***** Supplied material

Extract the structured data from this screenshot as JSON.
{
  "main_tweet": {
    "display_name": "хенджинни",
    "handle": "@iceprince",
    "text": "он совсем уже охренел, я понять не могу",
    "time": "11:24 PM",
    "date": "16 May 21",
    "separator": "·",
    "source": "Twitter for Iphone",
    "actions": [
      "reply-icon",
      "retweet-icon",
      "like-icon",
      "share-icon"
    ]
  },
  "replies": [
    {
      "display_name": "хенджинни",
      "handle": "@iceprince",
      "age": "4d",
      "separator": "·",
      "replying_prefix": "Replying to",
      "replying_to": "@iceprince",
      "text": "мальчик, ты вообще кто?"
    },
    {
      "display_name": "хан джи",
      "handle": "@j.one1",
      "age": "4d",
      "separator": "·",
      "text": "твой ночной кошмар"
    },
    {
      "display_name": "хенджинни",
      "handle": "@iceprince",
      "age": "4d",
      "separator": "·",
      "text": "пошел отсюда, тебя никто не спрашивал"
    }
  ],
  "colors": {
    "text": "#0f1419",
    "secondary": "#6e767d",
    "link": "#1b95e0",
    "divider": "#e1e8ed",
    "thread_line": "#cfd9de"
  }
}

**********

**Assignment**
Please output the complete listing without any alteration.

**Solution for this problem**
Extract the structured data from this screenshot as JSON.
{
  "main_tweet": {
    "display_name": "хенджинни",
    "handle": "@iceprince",
    "text": "он совсем уже охренел, я понять не могу",
    "time": "11:24 PM",
    "date": "16 May 21",
    "separator": "·",
    "source": "Twitter for Iphone",
    "actions": [
      "reply-icon",
      "retweet-icon",
      "like-icon",
      "share-icon"
    ]
  },
  "replies": [
    {
      "display_name": "хенджинни",
      "handle": "@iceprince",
      "age": "4d",
      "separator": "·",
      "replying_prefix": "Replying to",
      "replying_to": "@iceprince",
      "text": "мальчик, ты вообще кто?"
    },
    {
      "display_name": "хан джи",
      "handle": "@j.one1",
      "age": "4d",
      "separator": "·",
      "text": "твой ночной кошмар"
    },
    {
      "display_name": "хенджинни",
      "handle": "@iceprince",
      "age": "4d",
      "separator": "·",
      "text": "пошел отсюда, тебя никто не спрашивал"
    }
  ],
  "colors": {
    "text": "#0f1419",
    "secondary": "#6e767d",
    "link": "#1b95e0",
    "divider": "#e1e8ed",
    "thread_line": "#cfd9de"
  }
}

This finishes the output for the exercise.